There are many places to order asparagus roots from. You should order an all male variety with the name Jersey in it. The male plants produce the most spears...
Help with planting and growing:
|Posted by MaryAnn the FarmWife on April 28, 2013 at 9:15 PM|
We have been stymied multiple times this year. It's still cold. The soil is cold. I am reusing this opening because it is going to be a running theme for a few weeks...
The vegetable garden, has it's good parts and it's not so good parts. After 8 years of trying to make things grow in a couple spots John finally caved. Last year we had the experiments. This year we have the real deal. There is a large area smack dab in the middle of the garden...you can't see it from here. Things just won't grow. It's always wet and soggy.
We are fortunate to have a lot of natural springs here. Really good fresh water comes out of them. I mean REALLY good fresh water. Our springs are at the head of the streams that flow down off of our ridge and they are some of the FEW natural trout breeding streams in New Jersey. They are small streams so the trout are small but they are real.
We are lucky enough to have one under the house...that one was diverted to run fresh water down to the hens. One of the others wound up in the garden. It just causes a wet area. It's not swampy, just wet. The water is about 6 inches down. Picture having your feet in a pool of water all day. That is what was happening to the plants...not good growing conditions. A little rain and well it was MUD.
So we tried a couple of odd things last year because we are really thrifty. No one in this house wanted to spend any real cash on something fancy like raised beds to get the plants out of the water with dry feet.
This was the pallets...we grew lettuce. It grew fine but not as big as if they were in the dirt....
Then there were the haybales...The idea came highly recommended and we had plenty of hay...well, not so great either. You can see them to the right of the pallet experiment... After much discussion and bargaining. He agreed to do the raised beds...He went out in super cold February and started to build them.
The peanut gallery of course came out to watch just in case we had some vegetables or melons to throw their way. It's kind of funny to watch the cows in the winter standing at the garden fence hoping for a fresh Jersey tomato to get tossed their way. Silly cows don't have calendars. John bought the lumber, and we positioned them on top of the landscape fabric. He built lovely 10 inch deep boxes. Then we cut the fabric out of the middles...
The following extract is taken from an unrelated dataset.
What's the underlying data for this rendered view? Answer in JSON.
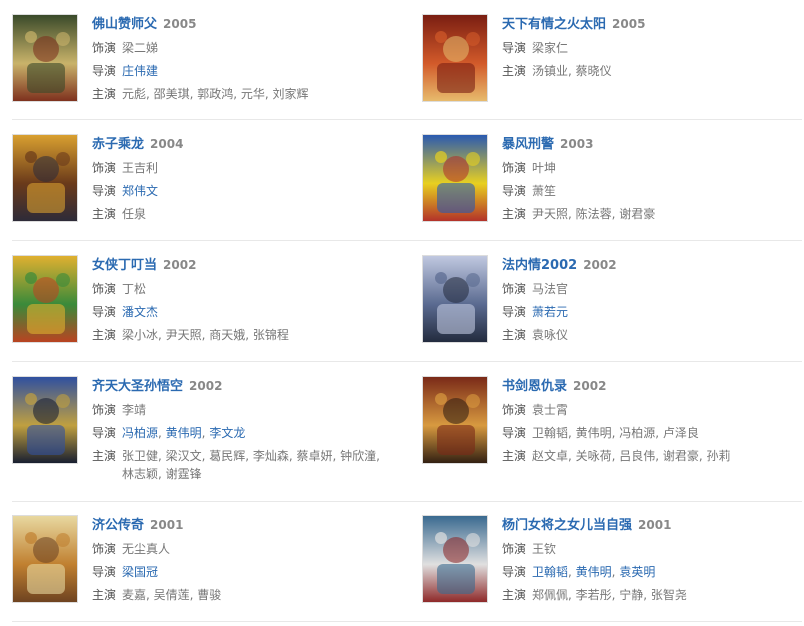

The lumber wasn't cheap for this many large boxes but the real cost was being delivered by tandem trucks...45 cubic yards of mushroom compost and another 45 cubic yards of topsoil. Thank goodness we have a nice medium sized tractor with a front end loader.
An inch of wood chips on the bottom was dumped in. Then we added three inches of mushroom compost. John loaded in another 4 or 5 inches of top soil...and we mixed it up a bit.
I will be using these for 'square foot gardening'. They will need to be watered more than the ground level plantings and we will have to compost into them more directly. The soil in them will deplete faster than the ground.
There will be plantings of lettuces, escarole, swiss chard, chois, Asian greens, and more. I planted three boxes already and they are mulched on top with mushroom compost.
Things are really slow growing though because it has been so very cold and the soil isn't really warmed up yet. As soon as these beds are full of gorgeous greens I will post a few pictures,
Online resources: We used none. I wish I could point you somewhere but not this time. I filled them with a limited concept of lasagne gardening. If you google it, it is a wonderful way to compost and grow things. The only problem was that we were starting in February and not last fall. We had to take a few shortcuts.
I just used John's ingenuity, back breaking labor and my checkbook.